**PROBLEM DETAILS:** Below are some records; return each one exactly as written.
##### RECORDS FOR THIS TASK
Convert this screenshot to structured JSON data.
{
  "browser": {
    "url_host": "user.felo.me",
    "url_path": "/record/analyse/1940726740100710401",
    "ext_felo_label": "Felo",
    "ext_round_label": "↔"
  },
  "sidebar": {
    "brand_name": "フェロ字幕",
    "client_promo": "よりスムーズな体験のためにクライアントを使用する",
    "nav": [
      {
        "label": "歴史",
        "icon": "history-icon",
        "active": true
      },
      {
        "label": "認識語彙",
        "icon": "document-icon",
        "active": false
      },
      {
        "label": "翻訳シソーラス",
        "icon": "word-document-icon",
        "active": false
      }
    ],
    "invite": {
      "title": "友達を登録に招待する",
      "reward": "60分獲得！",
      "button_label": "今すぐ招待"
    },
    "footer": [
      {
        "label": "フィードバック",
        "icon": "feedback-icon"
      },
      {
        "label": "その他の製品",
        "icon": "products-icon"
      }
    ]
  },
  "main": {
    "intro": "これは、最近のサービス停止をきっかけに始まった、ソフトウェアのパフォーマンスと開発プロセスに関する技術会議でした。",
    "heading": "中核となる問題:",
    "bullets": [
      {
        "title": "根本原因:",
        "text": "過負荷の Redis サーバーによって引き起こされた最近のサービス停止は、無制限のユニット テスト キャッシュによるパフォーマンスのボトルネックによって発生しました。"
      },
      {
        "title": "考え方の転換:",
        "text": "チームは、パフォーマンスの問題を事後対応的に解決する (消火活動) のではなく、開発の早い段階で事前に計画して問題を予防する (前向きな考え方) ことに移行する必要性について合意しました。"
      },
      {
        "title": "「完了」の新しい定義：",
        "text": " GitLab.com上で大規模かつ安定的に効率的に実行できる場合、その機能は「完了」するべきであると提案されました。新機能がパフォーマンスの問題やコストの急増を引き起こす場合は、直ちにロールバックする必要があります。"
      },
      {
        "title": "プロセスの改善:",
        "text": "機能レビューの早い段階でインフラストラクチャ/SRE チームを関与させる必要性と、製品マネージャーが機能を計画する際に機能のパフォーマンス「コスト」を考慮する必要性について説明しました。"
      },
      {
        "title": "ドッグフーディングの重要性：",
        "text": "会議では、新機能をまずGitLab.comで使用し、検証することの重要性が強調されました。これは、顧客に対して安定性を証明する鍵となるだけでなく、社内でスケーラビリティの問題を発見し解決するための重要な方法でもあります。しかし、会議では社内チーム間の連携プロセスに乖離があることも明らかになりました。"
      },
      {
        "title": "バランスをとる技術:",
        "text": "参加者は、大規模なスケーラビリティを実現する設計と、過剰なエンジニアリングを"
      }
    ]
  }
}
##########
**EXERCISE SOLUTION:**
Convert this screenshot to structured JSON data.
{
  "browser": {
    "url_host": "user.felo.me",
    "url_path": "/record/analyse/1940726740100710401",
    "ext_felo_label": "Felo",
    "ext_round_label": "↔"
  },
  "sidebar": {
    "brand_name": "フェロ字幕",
    "client_promo": "よりスムーズな体験のためにクライアントを使用する",
    "nav": [
      {
        "label": "歴史",
        "icon": "history-icon",
        "active": true
      },
      {
        "label": "認識語彙",
        "icon": "document-icon",
        "active": false
      },
      {
        "label": "翻訳シソーラス",
        "icon": "word-document-icon",
        "active": false
      }
    ],
    "invite": {
      "title": "友達を登録に招待する",
      "reward": "60分獲得！",
      "button_label": "今すぐ招待"
    },
    "footer": [
      {
        "label": "フィードバック",
        "icon": "feedback-icon"
      },
      {
        "label": "その他の製品",
        "icon": "products-icon"
      }
    ]
  },
  "main": {
    "intro": "これは、最近のサービス停止をきっかけに始まった、ソフトウェアのパフォーマンスと開発プロセスに関する技術会議でした。",
    "heading": "中核となる問題:",
    "bullets": [
      {
        "title": "根本原因:",
        "text": "過負荷の Redis サーバーによって引き起こされた最近のサービス停止は、無制限のユニット テスト キャッシュによるパフォーマンスのボトルネックによって発生しました。"
      },
      {
        "title": "考え方の転換:",
        "text": "チームは、パフォーマンスの問題を事後対応的に解決する (消火活動) のではなく、開発の早い段階で事前に計画して問題を予防する (前向きな考え方) ことに移行する必要性について合意しました。"
      },
      {
        "title": "「完了」の新しい定義：",
        "text": " GitLab.com上で大規模かつ安定的に効率的に実行できる場合、その機能は「完了」するべきであると提案されました。新機能がパフォーマンスの問題やコストの急増を引き起こす場合は、直ちにロールバックする必要があります。"
      },
      {
        "title": "プロセスの改善:",
        "text": "機能レビューの早い段階でインフラストラクチャ/SRE チームを関与させる必要性と、製品マネージャーが機能を計画する際に機能のパフォーマンス「コスト」を考慮する必要性について説明しました。"
      },
      {
        "title": "ドッグフーディングの重要性：",
        "text": "会議では、新機能をまずGitLab.comで使用し、検証することの重要性が強調されました。これは、顧客に対して安定性を証明する鍵となるだけでなく、社内でスケーラビリティの問題を発見し解決するための重要な方法でもあります。しかし、会議では社内チーム間の連携プロセスに乖離があることも明らかになりました。"
      },
      {
        "title": "バランスをとる技術:",
        "text": "参加者は、大規模なスケーラビリティを実現する設計と、過剰なエンジニアリングを"
      }
    ]
  }
}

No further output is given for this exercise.